YOUR GOAL:
Search the records below for the word "this", then return every line where it appears.

Stored entries:
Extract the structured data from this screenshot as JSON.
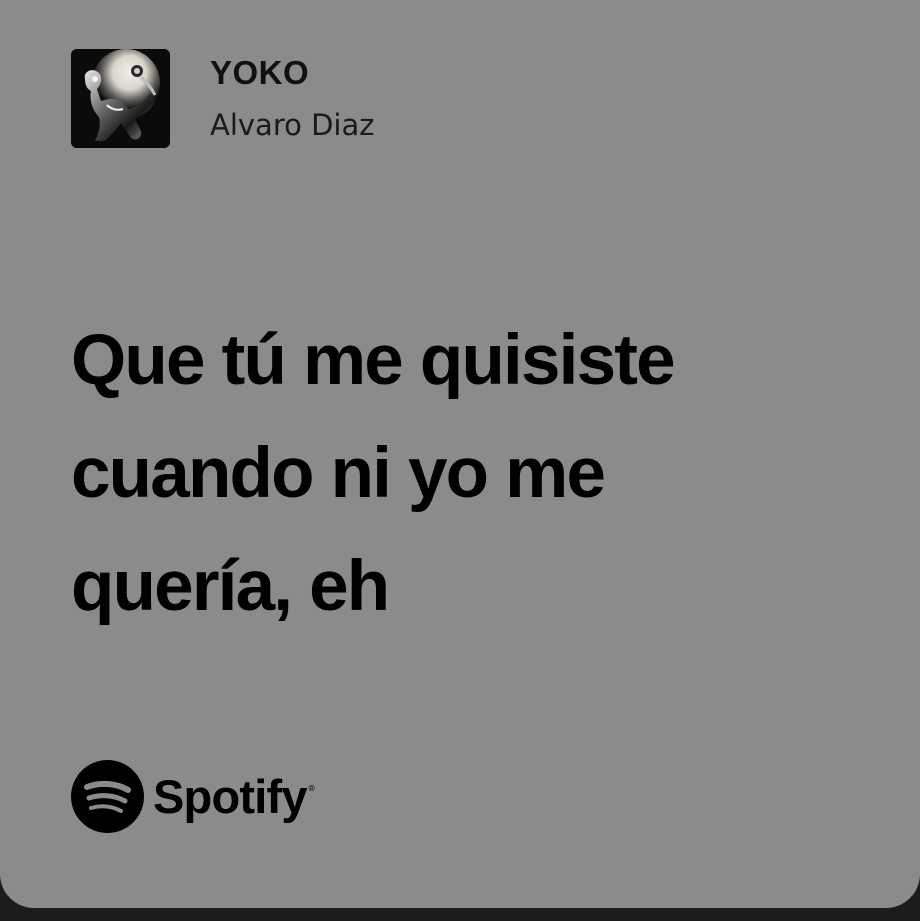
{
  "track": {
    "title": "YOKO",
    "artist": "Alvaro Diaz",
    "cover_icon": "album-cover-art"
  },
  "lyrics": {
    "lines": [
      "Que tú me quisiste",
      "cuando ni yo me",
      "quería, eh"
    ]
  },
  "brand": {
    "name": "Spotify",
    "registered_mark": "®",
    "icon": "spotify-logo-icon"
  },
  "colors": {
    "card_background": "#8b8b8b",
    "page_background": "#1c1c1c",
    "text": "#000000"
  }
}
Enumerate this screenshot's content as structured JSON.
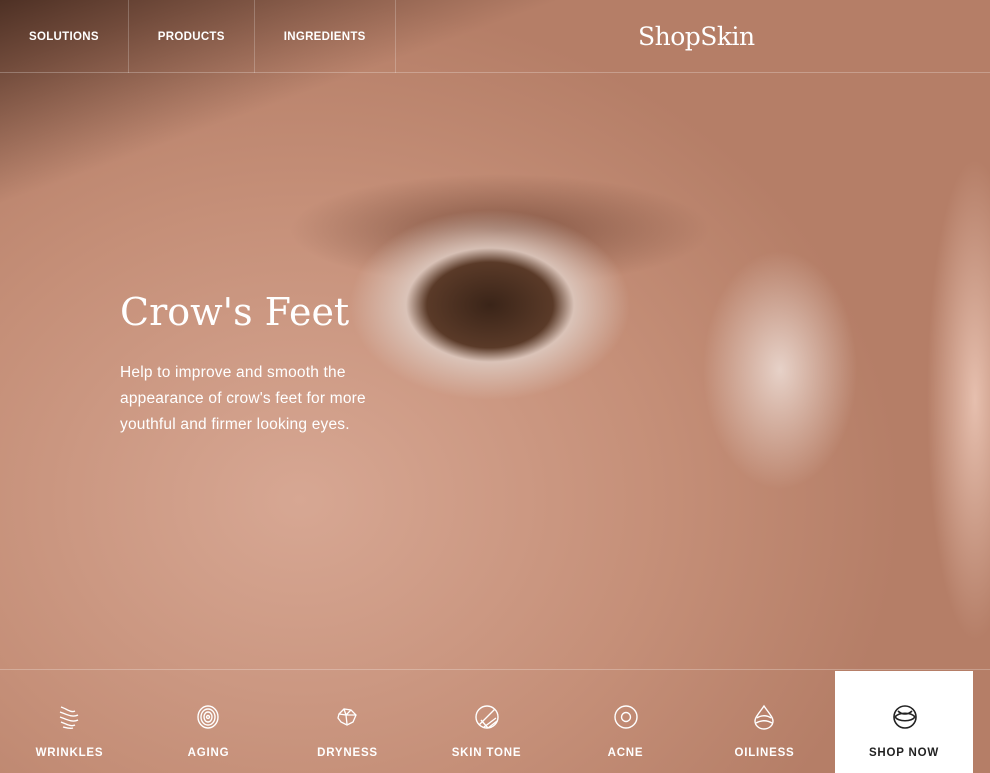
{
  "nav": {
    "items": [
      {
        "label": "SOLUTIONS"
      },
      {
        "label": "PRODUCTS"
      },
      {
        "label": "INGREDIENTS"
      }
    ],
    "logo": "ShopSkin"
  },
  "hero": {
    "title": "Crow's Feet",
    "description": "Help to improve and smooth the appearance of crow's feet for more youthful and firmer looking eyes."
  },
  "categories": [
    {
      "label": "WRINKLES",
      "icon": "wrinkles-icon"
    },
    {
      "label": "AGING",
      "icon": "aging-icon"
    },
    {
      "label": "DRYNESS",
      "icon": "dryness-icon"
    },
    {
      "label": "SKIN TONE",
      "icon": "skin-tone-icon"
    },
    {
      "label": "ACNE",
      "icon": "acne-icon"
    },
    {
      "label": "OILINESS",
      "icon": "oiliness-icon"
    }
  ],
  "shop_now": {
    "label": "SHOP NOW",
    "icon": "shop-icon"
  }
}
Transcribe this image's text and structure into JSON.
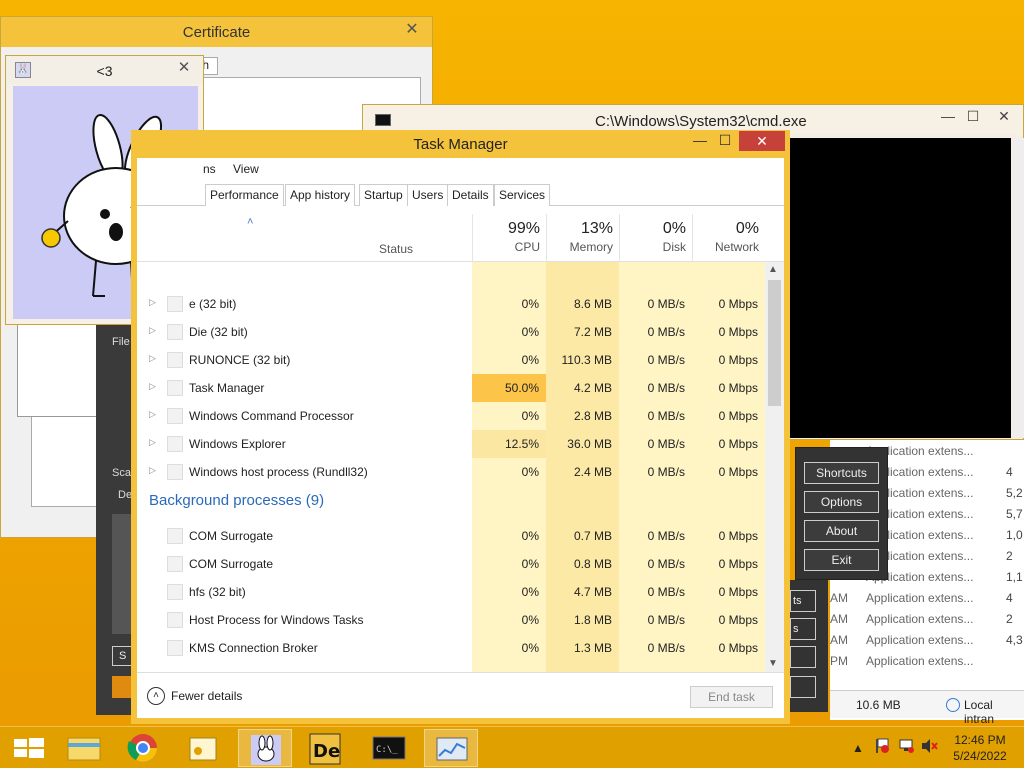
{
  "certificate": {
    "title": "Certificate",
    "close_glyph": "✕",
    "tab_fragment": "th"
  },
  "bunny": {
    "title": "<3",
    "close_glyph": "✕"
  },
  "darkapp": {
    "file_label": "File",
    "sca_label": "Sca",
    "de_label": "De",
    "s_label": "S"
  },
  "cmd": {
    "title": "C:\\Windows\\System32\\cmd.exe",
    "min_glyph": "—",
    "max_glyph": "☐",
    "close_glyph": "✕"
  },
  "shortcut_menu": {
    "items": [
      "Shortcuts",
      "Options",
      "About",
      "Exit"
    ],
    "side_items": [
      "ts",
      "s",
      "",
      ""
    ]
  },
  "right_list": {
    "rows": [
      {
        "time": "",
        "desc": "Application extens...",
        "size": ""
      },
      {
        "time": "",
        "desc": "Application extens...",
        "size": "4"
      },
      {
        "time": "",
        "desc": "Application extens...",
        "size": "5,2"
      },
      {
        "time": "",
        "desc": "Application extens...",
        "size": "5,7"
      },
      {
        "time": "",
        "desc": "Application extens...",
        "size": "1,0"
      },
      {
        "time": "",
        "desc": "Application extens...",
        "size": "2"
      },
      {
        "time": "",
        "desc": "Application extens...",
        "size": "1,1"
      },
      {
        "time": "AM",
        "desc": "Application extens...",
        "size": "4"
      },
      {
        "time": "AM",
        "desc": "Application extens...",
        "size": "2"
      },
      {
        "time": "AM",
        "desc": "Application extens...",
        "size": "4,3"
      },
      {
        "time": "PM",
        "desc": "Application extens...",
        "size": ""
      }
    ],
    "footer_size": "10.6 MB",
    "footer_zone": "Local intran"
  },
  "task_manager": {
    "title": "Task Manager",
    "min_glyph": "—",
    "max_glyph": "☐",
    "close_glyph": "✕",
    "menu": [
      "ns",
      "View"
    ],
    "tabs": [
      "Performance",
      "App history",
      "Startup",
      "Users",
      "Details",
      "Services"
    ],
    "columns": {
      "status": "Status",
      "cpu": {
        "pct": "99%",
        "name": "CPU"
      },
      "memory": {
        "pct": "13%",
        "name": "Memory"
      },
      "disk": {
        "pct": "0%",
        "name": "Disk"
      },
      "network": {
        "pct": "0%",
        "name": "Network"
      }
    },
    "apps": [
      {
        "name": "e (32 bit)",
        "cpu": "0%",
        "mem": "8.6 MB",
        "disk": "0 MB/s",
        "net": "0 Mbps"
      },
      {
        "name": "Die (32 bit)",
        "cpu": "0%",
        "mem": "7.2 MB",
        "disk": "0 MB/s",
        "net": "0 Mbps"
      },
      {
        "name": "RUNONCE (32 bit)",
        "cpu": "0%",
        "mem": "110.3 MB",
        "disk": "0 MB/s",
        "net": "0 Mbps"
      },
      {
        "name": "Task Manager",
        "cpu": "50.0%",
        "mem": "4.2 MB",
        "disk": "0 MB/s",
        "net": "0 Mbps"
      },
      {
        "name": "Windows Command Processor",
        "cpu": "0%",
        "mem": "2.8 MB",
        "disk": "0 MB/s",
        "net": "0 Mbps"
      },
      {
        "name": "Windows Explorer",
        "cpu": "12.5%",
        "mem": "36.0 MB",
        "disk": "0 MB/s",
        "net": "0 Mbps"
      },
      {
        "name": "Windows host process (Rundll32)",
        "cpu": "0%",
        "mem": "2.4 MB",
        "disk": "0 MB/s",
        "net": "0 Mbps"
      }
    ],
    "background_header": "Background processes (9)",
    "background": [
      {
        "name": "COM Surrogate",
        "cpu": "0%",
        "mem": "0.7 MB",
        "disk": "0 MB/s",
        "net": "0 Mbps"
      },
      {
        "name": "COM Surrogate",
        "cpu": "0%",
        "mem": "0.8 MB",
        "disk": "0 MB/s",
        "net": "0 Mbps"
      },
      {
        "name": "hfs (32 bit)",
        "cpu": "0%",
        "mem": "4.7 MB",
        "disk": "0 MB/s",
        "net": "0 Mbps"
      },
      {
        "name": "Host Process for Windows Tasks",
        "cpu": "0%",
        "mem": "1.8 MB",
        "disk": "0 MB/s",
        "net": "0 Mbps"
      },
      {
        "name": "KMS Connection Broker",
        "cpu": "0%",
        "mem": "1.3 MB",
        "disk": "0 MB/s",
        "net": "0 Mbps"
      }
    ],
    "fewer_details": "Fewer details",
    "end_task": "End task"
  },
  "taskbar": {
    "time": "12:46 PM",
    "date": "5/24/2022",
    "items": [
      "start-icon",
      "file-explorer-icon",
      "chrome-icon",
      "certificate-app-icon",
      "bunny-app-icon",
      "die-app-icon",
      "cmd-icon",
      "task-manager-icon"
    ]
  },
  "colors": {
    "accent": "#f5c33b",
    "close_red": "#c7413b",
    "cpu_high": "#fcc54a",
    "cpu_mid": "#fbe6a2",
    "heat_light": "#fff4c4",
    "group_blue": "#2a6ab8"
  }
}
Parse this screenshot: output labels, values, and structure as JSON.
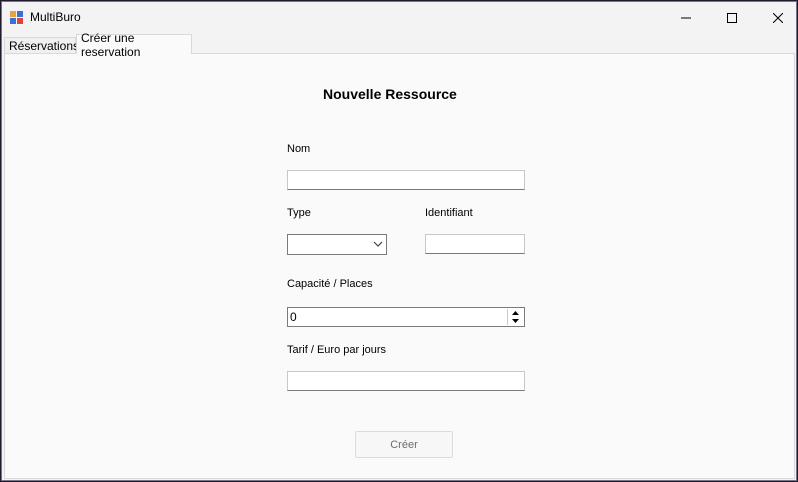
{
  "window": {
    "title": "MultiBuro",
    "controls": [
      "minimize-icon",
      "maximize-icon",
      "close-icon"
    ]
  },
  "tabs": [
    {
      "label": "Réservations",
      "active": false
    },
    {
      "label": "Créer une reservation",
      "active": true
    }
  ],
  "form": {
    "heading": "Nouvelle Ressource",
    "nom_label": "Nom",
    "nom_value": "",
    "type_label": "Type",
    "type_value": "",
    "identifiant_label": "Identifiant",
    "identifiant_value": "",
    "capacite_label": "Capacité / Places",
    "capacite_value": "0",
    "tarif_label": "Tarif / Euro par jours",
    "tarif_value": "",
    "create_button": "Créer",
    "create_button_enabled": false
  }
}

TASK OUTPUT:
Extract the structured data from this screenshot as JSON.
Enumerate this screenshot's content as structured JSON.
Transcribe this image's text and structure into JSON.
Parse this screenshot: output labels, values, and structure as JSON.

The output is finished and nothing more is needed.